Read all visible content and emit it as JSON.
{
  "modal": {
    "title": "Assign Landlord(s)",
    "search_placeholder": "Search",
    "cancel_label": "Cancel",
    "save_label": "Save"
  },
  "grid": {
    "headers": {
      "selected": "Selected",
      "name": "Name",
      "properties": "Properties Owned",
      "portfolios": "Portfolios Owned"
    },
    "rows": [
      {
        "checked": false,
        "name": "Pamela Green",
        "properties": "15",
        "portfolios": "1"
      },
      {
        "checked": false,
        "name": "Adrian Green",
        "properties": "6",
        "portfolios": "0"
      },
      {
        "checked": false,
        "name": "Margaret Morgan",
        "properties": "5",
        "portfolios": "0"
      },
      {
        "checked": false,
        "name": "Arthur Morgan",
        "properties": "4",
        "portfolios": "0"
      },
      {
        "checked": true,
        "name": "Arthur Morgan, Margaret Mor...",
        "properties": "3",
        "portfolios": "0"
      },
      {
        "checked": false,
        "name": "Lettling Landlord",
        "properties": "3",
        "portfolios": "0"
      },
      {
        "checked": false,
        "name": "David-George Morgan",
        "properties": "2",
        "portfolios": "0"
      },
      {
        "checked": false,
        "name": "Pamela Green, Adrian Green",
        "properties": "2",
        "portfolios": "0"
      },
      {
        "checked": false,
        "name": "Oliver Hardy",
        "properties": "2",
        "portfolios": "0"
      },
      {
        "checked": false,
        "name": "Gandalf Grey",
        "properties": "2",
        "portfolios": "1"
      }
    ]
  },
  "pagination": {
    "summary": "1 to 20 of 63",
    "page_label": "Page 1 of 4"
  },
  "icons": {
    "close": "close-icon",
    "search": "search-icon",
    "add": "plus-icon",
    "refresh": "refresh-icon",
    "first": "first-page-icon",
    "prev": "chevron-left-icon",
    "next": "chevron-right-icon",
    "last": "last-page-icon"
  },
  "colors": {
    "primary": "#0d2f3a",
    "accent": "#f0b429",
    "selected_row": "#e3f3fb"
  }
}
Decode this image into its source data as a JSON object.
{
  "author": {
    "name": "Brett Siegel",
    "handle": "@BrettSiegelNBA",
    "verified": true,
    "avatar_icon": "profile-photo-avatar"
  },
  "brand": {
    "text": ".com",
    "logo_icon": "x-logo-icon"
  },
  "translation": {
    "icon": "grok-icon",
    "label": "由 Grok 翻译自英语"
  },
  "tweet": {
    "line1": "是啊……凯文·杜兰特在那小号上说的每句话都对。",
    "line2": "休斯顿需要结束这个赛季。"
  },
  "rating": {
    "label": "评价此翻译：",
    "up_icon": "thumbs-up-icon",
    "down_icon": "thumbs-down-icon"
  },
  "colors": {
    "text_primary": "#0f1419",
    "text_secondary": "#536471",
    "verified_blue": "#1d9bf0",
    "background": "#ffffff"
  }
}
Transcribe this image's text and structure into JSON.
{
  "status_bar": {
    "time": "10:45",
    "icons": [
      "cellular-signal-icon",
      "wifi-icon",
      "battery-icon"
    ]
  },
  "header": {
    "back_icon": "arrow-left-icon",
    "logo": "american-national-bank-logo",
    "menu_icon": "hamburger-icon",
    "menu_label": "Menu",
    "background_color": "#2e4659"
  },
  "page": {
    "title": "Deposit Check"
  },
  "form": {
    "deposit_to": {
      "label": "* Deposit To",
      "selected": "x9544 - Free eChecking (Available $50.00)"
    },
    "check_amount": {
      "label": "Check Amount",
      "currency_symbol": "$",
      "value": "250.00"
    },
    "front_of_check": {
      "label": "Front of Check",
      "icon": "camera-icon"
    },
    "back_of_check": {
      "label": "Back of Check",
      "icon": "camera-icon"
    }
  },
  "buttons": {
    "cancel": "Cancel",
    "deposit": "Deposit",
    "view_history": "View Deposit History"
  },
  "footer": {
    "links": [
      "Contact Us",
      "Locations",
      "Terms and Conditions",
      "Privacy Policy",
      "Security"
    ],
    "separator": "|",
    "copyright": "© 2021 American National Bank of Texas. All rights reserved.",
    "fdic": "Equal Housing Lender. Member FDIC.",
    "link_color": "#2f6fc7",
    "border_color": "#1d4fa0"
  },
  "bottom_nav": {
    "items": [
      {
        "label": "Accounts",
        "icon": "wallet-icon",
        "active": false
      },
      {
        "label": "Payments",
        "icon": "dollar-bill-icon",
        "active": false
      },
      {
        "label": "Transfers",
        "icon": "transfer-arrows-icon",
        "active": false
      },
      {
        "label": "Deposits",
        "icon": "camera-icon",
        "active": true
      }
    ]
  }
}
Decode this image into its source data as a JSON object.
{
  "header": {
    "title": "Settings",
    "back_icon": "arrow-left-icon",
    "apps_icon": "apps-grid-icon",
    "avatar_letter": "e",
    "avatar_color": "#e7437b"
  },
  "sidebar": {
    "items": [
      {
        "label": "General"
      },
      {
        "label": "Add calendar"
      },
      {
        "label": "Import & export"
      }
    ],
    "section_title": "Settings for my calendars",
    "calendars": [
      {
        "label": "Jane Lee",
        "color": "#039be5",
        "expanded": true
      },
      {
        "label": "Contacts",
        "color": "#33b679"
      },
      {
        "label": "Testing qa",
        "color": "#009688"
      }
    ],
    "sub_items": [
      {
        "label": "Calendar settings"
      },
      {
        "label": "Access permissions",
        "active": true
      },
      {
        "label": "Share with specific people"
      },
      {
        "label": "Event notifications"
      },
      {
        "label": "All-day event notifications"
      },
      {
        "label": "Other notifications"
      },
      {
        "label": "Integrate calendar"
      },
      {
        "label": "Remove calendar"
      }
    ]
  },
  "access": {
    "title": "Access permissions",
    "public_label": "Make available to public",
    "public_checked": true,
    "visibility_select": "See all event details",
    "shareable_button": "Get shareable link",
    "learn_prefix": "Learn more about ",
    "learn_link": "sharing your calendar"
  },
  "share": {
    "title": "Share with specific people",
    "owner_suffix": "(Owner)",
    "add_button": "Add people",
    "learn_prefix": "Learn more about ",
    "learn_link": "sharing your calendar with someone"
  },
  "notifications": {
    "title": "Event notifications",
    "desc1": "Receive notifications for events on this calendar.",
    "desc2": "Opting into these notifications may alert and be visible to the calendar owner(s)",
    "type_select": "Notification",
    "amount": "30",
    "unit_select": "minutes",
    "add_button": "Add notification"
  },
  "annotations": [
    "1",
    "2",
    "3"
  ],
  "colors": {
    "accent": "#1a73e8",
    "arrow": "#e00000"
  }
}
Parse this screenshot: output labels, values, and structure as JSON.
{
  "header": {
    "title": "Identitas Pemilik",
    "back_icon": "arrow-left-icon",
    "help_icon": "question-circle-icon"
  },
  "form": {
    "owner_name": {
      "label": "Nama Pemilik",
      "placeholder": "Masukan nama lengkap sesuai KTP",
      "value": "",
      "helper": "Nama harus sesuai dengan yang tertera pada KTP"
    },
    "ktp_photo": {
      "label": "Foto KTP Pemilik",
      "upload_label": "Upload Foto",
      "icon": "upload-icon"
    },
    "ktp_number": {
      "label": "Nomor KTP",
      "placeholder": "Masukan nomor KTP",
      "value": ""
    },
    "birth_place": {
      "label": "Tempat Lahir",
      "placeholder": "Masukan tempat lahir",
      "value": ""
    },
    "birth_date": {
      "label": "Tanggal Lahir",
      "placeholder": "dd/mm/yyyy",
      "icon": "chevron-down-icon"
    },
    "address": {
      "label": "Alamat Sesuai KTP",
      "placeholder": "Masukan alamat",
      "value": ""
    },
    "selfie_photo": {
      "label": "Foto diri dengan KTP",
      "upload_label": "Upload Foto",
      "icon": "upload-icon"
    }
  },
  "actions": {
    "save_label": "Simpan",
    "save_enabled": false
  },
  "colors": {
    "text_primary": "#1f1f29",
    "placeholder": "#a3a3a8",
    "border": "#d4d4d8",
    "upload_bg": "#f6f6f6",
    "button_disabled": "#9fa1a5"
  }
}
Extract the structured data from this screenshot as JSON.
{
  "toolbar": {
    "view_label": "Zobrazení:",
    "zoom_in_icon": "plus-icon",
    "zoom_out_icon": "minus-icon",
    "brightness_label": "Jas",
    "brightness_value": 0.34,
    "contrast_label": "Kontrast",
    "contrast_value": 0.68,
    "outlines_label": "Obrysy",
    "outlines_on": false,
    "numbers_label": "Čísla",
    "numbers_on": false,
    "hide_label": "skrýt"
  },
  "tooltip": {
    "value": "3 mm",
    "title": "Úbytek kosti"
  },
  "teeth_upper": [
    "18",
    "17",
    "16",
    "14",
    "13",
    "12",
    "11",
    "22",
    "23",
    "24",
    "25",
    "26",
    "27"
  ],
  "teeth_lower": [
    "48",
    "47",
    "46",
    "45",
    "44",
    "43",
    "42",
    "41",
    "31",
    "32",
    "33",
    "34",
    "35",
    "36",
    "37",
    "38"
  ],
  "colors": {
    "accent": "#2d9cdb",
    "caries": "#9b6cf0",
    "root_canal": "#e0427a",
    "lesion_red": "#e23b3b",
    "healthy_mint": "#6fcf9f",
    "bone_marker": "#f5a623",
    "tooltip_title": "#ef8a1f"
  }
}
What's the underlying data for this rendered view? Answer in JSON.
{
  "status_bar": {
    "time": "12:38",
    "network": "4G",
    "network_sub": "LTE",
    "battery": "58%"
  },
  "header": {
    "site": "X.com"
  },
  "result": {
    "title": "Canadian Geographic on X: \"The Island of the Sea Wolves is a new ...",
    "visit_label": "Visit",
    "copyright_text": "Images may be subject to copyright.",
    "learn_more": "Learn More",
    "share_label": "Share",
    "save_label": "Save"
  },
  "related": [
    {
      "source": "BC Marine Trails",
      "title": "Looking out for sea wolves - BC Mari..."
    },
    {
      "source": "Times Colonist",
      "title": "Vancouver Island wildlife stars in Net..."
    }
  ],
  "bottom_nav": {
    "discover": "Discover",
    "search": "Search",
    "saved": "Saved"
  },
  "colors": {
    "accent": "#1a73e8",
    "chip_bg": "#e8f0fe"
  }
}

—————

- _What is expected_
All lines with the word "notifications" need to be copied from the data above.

- _Answer section_
        "label": "Event notifications"
        "label": "All-day event notifications"
        "label": "Other notifications"
  "notifications": {
    "title": "Event notifications",
    "desc1": "Receive notifications for events on this calendar.",
    "desc2": "Opting into these notifications may alert and be visible to the calendar owner(s)",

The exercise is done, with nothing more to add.